WHAT YOU WILL DO: Find how many lines below hold "title", and give that number as the entire answer.

EXTRACTED INFORMATION:
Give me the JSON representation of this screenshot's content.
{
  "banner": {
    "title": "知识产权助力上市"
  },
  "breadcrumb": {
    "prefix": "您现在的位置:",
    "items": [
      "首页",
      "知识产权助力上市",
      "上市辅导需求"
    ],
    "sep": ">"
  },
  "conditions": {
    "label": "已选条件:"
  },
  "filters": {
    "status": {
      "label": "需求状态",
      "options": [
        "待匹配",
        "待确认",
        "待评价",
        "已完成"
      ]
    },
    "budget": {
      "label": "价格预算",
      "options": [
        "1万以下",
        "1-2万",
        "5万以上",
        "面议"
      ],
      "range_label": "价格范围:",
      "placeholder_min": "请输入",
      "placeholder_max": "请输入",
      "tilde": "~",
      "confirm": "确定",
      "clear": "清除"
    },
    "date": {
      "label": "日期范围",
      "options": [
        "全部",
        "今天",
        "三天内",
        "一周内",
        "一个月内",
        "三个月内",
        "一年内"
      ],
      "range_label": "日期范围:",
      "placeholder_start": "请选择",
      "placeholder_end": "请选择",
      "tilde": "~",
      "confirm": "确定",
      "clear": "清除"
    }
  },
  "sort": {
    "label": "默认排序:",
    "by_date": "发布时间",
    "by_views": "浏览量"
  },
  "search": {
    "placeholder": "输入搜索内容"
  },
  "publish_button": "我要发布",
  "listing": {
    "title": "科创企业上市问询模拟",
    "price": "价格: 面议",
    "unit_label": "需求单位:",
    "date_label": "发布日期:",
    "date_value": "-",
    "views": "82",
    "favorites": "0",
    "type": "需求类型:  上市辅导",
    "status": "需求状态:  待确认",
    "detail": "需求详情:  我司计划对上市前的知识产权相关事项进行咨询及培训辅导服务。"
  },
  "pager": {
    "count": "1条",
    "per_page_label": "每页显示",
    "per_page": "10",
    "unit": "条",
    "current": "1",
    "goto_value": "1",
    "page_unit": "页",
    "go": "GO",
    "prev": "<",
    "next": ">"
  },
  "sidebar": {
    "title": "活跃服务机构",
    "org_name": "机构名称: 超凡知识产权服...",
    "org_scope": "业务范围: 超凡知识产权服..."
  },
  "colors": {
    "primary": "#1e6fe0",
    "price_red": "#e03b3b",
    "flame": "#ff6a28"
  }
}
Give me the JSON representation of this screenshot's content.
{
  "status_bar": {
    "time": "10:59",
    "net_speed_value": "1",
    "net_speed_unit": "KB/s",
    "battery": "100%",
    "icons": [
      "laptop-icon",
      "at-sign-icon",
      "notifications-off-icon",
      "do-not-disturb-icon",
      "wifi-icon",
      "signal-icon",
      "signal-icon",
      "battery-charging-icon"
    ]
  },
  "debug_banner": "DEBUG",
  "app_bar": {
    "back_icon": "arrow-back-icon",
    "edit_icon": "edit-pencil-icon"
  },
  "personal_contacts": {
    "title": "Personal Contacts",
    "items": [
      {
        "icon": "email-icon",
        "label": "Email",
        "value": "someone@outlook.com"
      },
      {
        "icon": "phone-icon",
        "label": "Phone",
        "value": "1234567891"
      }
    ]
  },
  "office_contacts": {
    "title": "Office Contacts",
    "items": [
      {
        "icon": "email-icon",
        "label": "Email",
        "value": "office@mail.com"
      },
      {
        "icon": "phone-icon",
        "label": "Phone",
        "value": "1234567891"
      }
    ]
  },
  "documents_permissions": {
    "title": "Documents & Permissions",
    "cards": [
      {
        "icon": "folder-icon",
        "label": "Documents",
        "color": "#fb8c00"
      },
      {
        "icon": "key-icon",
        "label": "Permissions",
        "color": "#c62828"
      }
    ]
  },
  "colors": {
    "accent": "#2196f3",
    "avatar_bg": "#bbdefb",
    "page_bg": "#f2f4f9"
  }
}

ANSWER SPACE: 6